I’ve seen a little bit of discussion about vision/mission and value statements recently. Generally speaking, most of the commentary has been negative. I get that, like my friend Steve Kneale, I don’t like to see the church dragged into a corporate/business culture. I’m also aware of two things. First, that so often, it seems that organisations get in the consultants to help them draw up such statements at exactly the point when they have lost a sense of purpose. It seems that the more time spent trying to describe their mission, they less able they are to grasp and pursue that mission.
Secondly, what often happens is that the consultants come up with a lovely bit of marketing fluff which is all motherhood and apple pie and has little connection with the reality of that business. So, for example, my old company used to have the lovely slogan “innovating for a safer world.” Now, that’s beautifully inspiration, says very little and is very difficult to say with a straight face before revealing that the company was in the defence industry and built weapons, planes and warships.
The same is true when talking about your values. Too often, I’ve seen people describe the kinds of values they think will be popular rather than the ones that truly reflect the priorities of the business. Nearly every business at some point will declare that one of its core values is that “our people are our greatest asset.” Yet, the reality is often that their aim is to make as much money as possible for the owners and so they value the equipment used to make their product far more than the people who work for them. As one jaded, gloomy manager once said to me:
“I wish that they would be a little bit more honest and simply explain that they value us a little bit more than the desks and a little less than the computers.”
However, done properly, a mission statement can be helpful if what it does is force you to think carefully and so communicate clearly what you are about. When it comes to the church, I like how Chris Green described such things when teaching on church leadership at Oak Hill. Chris would describe a church mission statement as
“The Great Commission and the Great Commandment with a date and postcode on it.”

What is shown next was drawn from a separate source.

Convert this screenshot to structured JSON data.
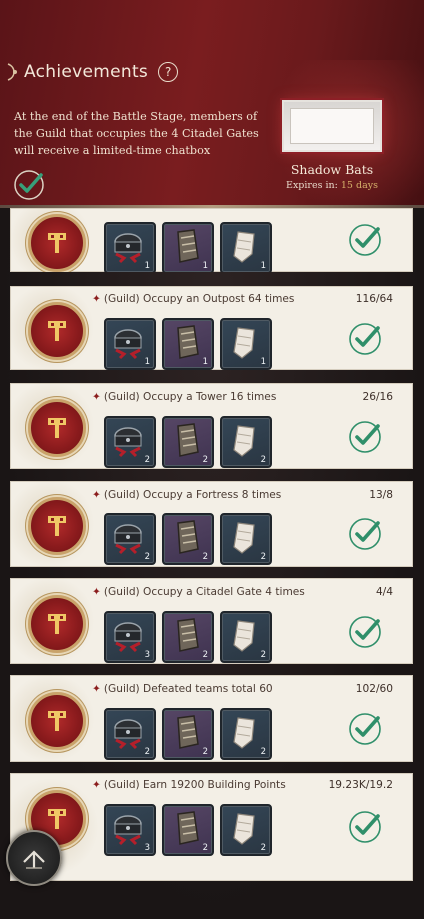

In others words, what you do as a church is describe what it means to love God, love your neighbour and make disciples in your current context. Your values will describe what it should look like if people are becoming disciples of Jesus in your context. That’s a helpful way of thinking about things though I think that it is enough to say that its’ “Matthew 28:19ff with date and postcode” because by insisting that we are to teach people to obey his commands, Jesus was calling us to make disciples who love God and neighbour. The Great Commission wraps up within it the Great Commandment.
So, at the moment I’d want to describe my own personal mission in terms of working to see churches planted across North Birmingham and into the Black Country in order to see lives and communities transformed by the Gospel.
What about your church? Could you sum up in one or two sentences why exactly it is that your church exists in the community where it is?
 In this article I’ve used vision and mission a little loosely and interchangeably. That’s because different people tend to swap them around a bit. Normally, I use “mission statement” to describe a short pithy statement of purpose. Our aim is to do x in order to achieve y. I use the phrase “vision statement” to describe in a little bit more detail (half to one side of A4) what I would expect the outcome of that mission to look like in the future.